◆ **Dataset content**
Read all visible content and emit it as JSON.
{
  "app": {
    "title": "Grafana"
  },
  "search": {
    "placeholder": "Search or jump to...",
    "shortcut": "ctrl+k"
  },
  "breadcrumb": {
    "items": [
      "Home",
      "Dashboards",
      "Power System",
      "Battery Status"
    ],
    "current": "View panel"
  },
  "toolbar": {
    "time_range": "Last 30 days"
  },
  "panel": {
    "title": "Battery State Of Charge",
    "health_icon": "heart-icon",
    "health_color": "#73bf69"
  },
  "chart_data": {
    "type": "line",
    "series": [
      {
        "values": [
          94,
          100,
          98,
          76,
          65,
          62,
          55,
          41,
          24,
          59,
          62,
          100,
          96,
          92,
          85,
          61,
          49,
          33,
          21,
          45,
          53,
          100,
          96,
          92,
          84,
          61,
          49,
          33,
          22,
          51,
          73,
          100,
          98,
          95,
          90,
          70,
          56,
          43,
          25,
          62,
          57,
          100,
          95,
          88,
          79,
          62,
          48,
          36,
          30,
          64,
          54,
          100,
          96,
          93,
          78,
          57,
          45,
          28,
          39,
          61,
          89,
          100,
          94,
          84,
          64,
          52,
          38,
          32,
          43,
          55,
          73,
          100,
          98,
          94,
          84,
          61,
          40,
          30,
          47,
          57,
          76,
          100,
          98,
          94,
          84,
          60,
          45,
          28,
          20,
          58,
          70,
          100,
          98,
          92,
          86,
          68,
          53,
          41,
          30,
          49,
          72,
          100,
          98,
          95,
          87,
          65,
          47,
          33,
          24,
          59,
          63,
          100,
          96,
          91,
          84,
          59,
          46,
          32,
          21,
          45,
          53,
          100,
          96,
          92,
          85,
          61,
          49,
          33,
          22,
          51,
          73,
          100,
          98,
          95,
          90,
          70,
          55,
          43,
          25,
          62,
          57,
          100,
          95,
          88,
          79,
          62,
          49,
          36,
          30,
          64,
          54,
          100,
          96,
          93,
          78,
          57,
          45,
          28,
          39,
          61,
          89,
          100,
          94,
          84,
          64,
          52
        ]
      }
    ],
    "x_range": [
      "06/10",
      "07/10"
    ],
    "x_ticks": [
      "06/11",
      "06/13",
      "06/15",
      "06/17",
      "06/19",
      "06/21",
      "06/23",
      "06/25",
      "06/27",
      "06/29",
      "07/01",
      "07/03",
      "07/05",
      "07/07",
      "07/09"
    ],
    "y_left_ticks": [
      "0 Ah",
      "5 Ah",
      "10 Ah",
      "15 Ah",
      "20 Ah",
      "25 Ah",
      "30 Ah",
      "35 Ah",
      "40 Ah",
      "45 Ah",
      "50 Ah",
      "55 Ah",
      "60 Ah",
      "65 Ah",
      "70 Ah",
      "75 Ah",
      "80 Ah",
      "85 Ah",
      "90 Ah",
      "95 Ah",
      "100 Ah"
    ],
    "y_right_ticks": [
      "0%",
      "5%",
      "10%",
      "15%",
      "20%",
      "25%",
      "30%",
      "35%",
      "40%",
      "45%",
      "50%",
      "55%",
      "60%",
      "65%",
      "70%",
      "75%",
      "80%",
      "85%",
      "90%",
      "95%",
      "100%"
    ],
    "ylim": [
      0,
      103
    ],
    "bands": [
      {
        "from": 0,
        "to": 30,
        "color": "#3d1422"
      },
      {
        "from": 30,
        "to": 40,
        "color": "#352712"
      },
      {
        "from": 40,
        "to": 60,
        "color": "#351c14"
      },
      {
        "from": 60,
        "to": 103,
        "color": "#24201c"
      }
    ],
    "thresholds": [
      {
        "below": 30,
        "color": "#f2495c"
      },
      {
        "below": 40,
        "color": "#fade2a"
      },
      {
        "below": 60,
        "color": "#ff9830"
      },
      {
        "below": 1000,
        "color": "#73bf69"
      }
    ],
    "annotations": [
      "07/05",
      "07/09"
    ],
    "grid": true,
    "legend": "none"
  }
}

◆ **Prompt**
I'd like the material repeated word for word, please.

◆ **Expected answer**
Read all visible content and emit it as JSON.
{
  "app": {
    "title": "Grafana"
  },
  "search": {
    "placeholder": "Search or jump to...",
    "shortcut": "ctrl+k"
  },
  "breadcrumb": {
    "items": [
      "Home",
      "Dashboards",
      "Power System",
      "Battery Status"
    ],
    "current": "View panel"
  },
  "toolbar": {
    "time_range": "Last 30 days"
  },
  "panel": {
    "title": "Battery State Of Charge",
    "health_icon": "heart-icon",
    "health_color": "#73bf69"
  },
  "chart_data": {
    "type": "line",
    "series": [
      {
        "values": [
          94,
          100,
          98,
          76,
          65,
          62,
          55,
          41,
          24,
          59,
          62,
          100,
          96,
          92,
          85,
          61,
          49,
          33,
          21,
          45,
          53,
          100,
          96,
          92,
          84,
          61,
          49,
          33,
          22,
          51,
          73,
          100,
          98,
          95,
          90,
          70,
          56,
          43,
          25,
          62,
          57,
          100,
          95,
          88,
          79,
          62,
          48,
          36,
          30,
          64,
          54,
          100,
          96,
          93,
          78,
          57,
          45,
          28,
          39,
          61,
          89,
          100,
          94,
          84,
          64,
          52,
          38,
          32,
          43,
          55,
          73,
          100,
          98,
          94,
          84,
          61,
          40,
          30,
          47,
          57,
          76,
          100,
          98,
          94,
          84,
          60,
          45,
          28,
          20,
          58,
          70,
          100,
          98,
          92,
          86,
          68,
          53,
          41,
          30,
          49,
          72,
          100,
          98,
          95,
          87,
          65,
          47,
          33,
          24,
          59,
          63,
          100,
          96,
          91,
          84,
          59,
          46,
          32,
          21,
          45,
          53,
          100,
          96,
          92,
          85,
          61,
          49,
          33,
          22,
          51,
          73,
          100,
          98,
          95,
          90,
          70,
          55,
          43,
          25,
          62,
          57,
          100,
          95,
          88,
          79,
          62,
          49,
          36,
          30,
          64,
          54,
          100,
          96,
          93,
          78,
          57,
          45,
          28,
          39,
          61,
          89,
          100,
          94,
          84,
          64,
          52
        ]
      }
    ],
    "x_range": [
      "06/10",
      "07/10"
    ],
    "x_ticks": [
      "06/11",
      "06/13",
      "06/15",
      "06/17",
      "06/19",
      "06/21",
      "06/23",
      "06/25",
      "06/27",
      "06/29",
      "07/01",
      "07/03",
      "07/05",
      "07/07",
      "07/09"
    ],
    "y_left_ticks": [
      "0 Ah",
      "5 Ah",
      "10 Ah",
      "15 Ah",
      "20 Ah",
      "25 Ah",
      "30 Ah",
      "35 Ah",
      "40 Ah",
      "45 Ah",
      "50 Ah",
      "55 Ah",
      "60 Ah",
      "65 Ah",
      "70 Ah",
      "75 Ah",
      "80 Ah",
      "85 Ah",
      "90 Ah",
      "95 Ah",
      "100 Ah"
    ],
    "y_right_ticks": [
      "0%",
      "5%",
      "10%",
      "15%",
      "20%",
      "25%",
      "30%",
      "35%",
      "40%",
      "45%",
      "50%",
      "55%",
      "60%",
      "65%",
      "70%",
      "75%",
      "80%",
      "85%",
      "90%",
      "95%",
      "100%"
    ],
    "ylim": [
      0,
      103
    ],
    "bands": [
      {
        "from": 0,
        "to": 30,
        "color": "#3d1422"
      },
      {
        "from": 30,
        "to": 40,
        "color": "#352712"
      },
      {
        "from": 40,
        "to": 60,
        "color": "#351c14"
      },
      {
        "from": 60,
        "to": 103,
        "color": "#24201c"
      }
    ],
    "thresholds": [
      {
        "below": 30,
        "color": "#f2495c"
      },
      {
        "below": 40,
        "color": "#fade2a"
      },
      {
        "below": 60,
        "color": "#ff9830"
      },
      {
        "below": 1000,
        "color": "#73bf69"
      }
    ],
    "annotations": [
      "07/05",
      "07/09"
    ],
    "grid": true,
    "legend": "none"
  }
}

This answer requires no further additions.